Christmas is a festival which brings people together. Decorating houses with lights, trees and hollies along with inviting guests to dinner feasts is a common way it is celebrated across the world, as families join hands together to do everything from scratch and spend some quality time together during the winter as the year comes to a close. However, with the passing years, many coming-of-age traditions like Christmas bonfires and nightclub parties have started to make their place in the Holiday celebrations, which are more commonly celebrated with friends or colleagues of a similar age.
Does this clandestine shift in the celebratory styles of the December merriment signal a deeper change? Does the new generation of people, especially Christians, feel less attached to their familial traditions?
22-year-old Cyril from Jaipur admitted that he feels the change in attitudes towards the festivity in his social circle. “These days people feel they should hit the pub or the club with their friends as they are excited by the high-energy crowd and flashy atmosphere,” he told.

A street illuminated with lights in form of a giant Santa Claus ahead of the Christmas festival celebration at Shreebhumi area, in Kolkata on Friday.

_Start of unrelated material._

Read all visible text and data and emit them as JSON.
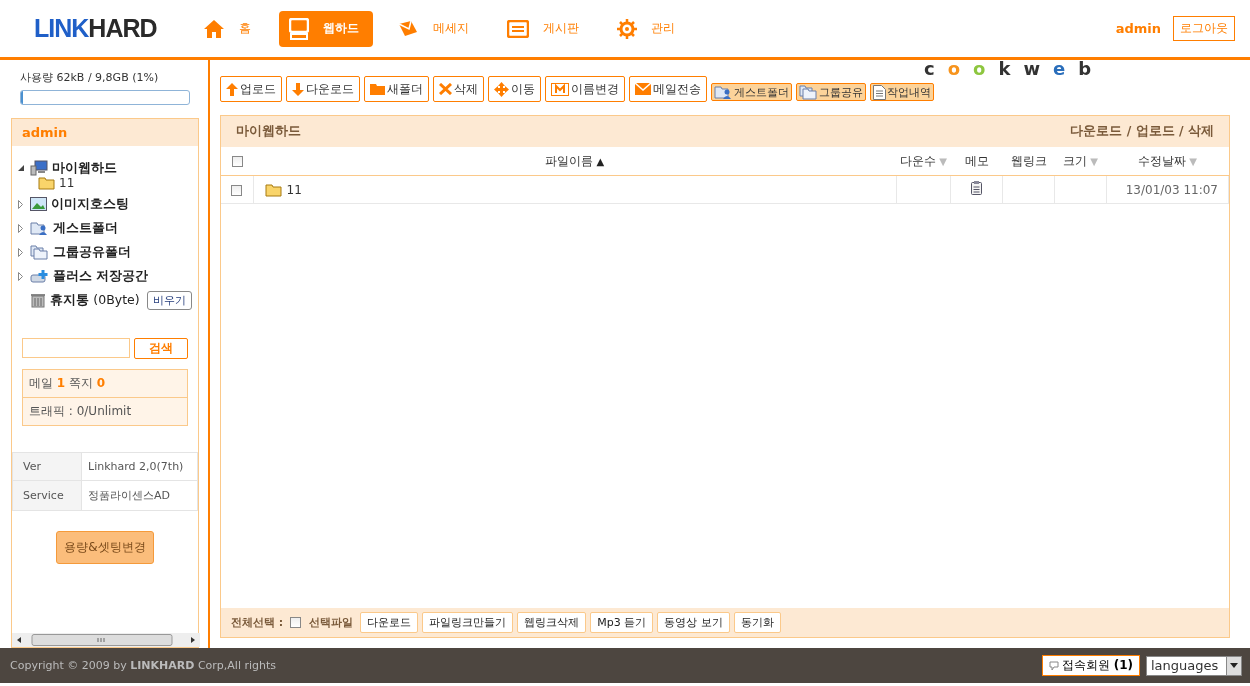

Hailing from Jaipur, Cyril also noted that several of his childhood Christmas traditions, notably making plum cake from scratch and getting it baked personally from a local bakery, have greatly reduced now. “Earlier my grandparents used to do all preparations for the festivities, including baking the cake. However nowadays, we are all living a ‘fast life’, with barely any free time. Plus, the markets have so many varieties of pre-made cakes that we have gotten pampered by it,” he said. Time constraints were also mentioned by Benison, 22, particularly in the context of the metropolitan city of Delhi, where he currently resides. “I feel time runs faster here….people don’t have time for their family. They go to the office, come back and sleep, and the next day back to the office. They are actually running,” he said in a conversation with ANI.
Recalling his older days from his home state from Kerala, which has a sizeable Christian community, Benison highlighted that people from ‘all religions’ took part in the festivity and ‘went to each other’s houses to distribute cakes and personally see each other’, something he felt wasn’t the case in Delhi. “I feel people from other religions don’t celebrate Christmas to that extent in Delhi. Here, it is a more corporate phase, as the malls or shopping centres which are decorated for Christmas. We don’t have our houses decorated, but the malls and all….because people are going there to celebrate Christmas instead of taking out time for their near-and-dear ones,” he added. Twenty-six-year-old Natasha, who lives in Mumbai, also shared similar sentiments about the festivities in her city, noting a ‘western’ influence on the Christmas activities happening there.
“I feel that the celebrations here are more ‘Westernized’ with restaurants having Christmas trees, Christmas cookies and desserts all over the place….many parties are organized and everyone is having ‘Secret Santa’ in their office,” she told ANI.
“It feels more ‘doctored’, as if organizations are telling you, “it is Christmas!”,” she added. However, despite the influence, Natasha did highlight that Mumbai hasn’t literally ‘adopted’ a foreign culture in the name of Christmas. She felt Indian Christians are quite diverse and their way of celebrating the festival may differ from region to region.
“If you go and see the celebrations in the North-East, they are very different from the way they are in Kerala or in Goa. Even among the Maharashtrian Christians there are unique ways of celebrating this festival,” she said.
Meanwhile, 17-year-old Aana, has her priorities clear about Christmas from a young age itself. “Christmas is all about family. We have to give up our friends’ plans for it,” she said in a conversation with ANI. Currently in Class 12th, Aana has been on a tight-schedule due to her upcoming Board Examinations. She revealed that her family often complained that she doesn’t give ‘importance to them’ or ‘spend time with them’. “Christmas is hence, very important to me as I can spend time with my family,” she added. Be it at pubs dancing with friends, or at home with family, Christmas can be celebrated in as many ways as many people exist in the world. Small differences in the celebratory cultures may result from a number of factors which don’t necessarily imply that the new generation Christians are experiencing a dissonance from their familial traditions. As long as one feels the joy and cheer of the Holiday Spirit, any celebration counts, traditional or not.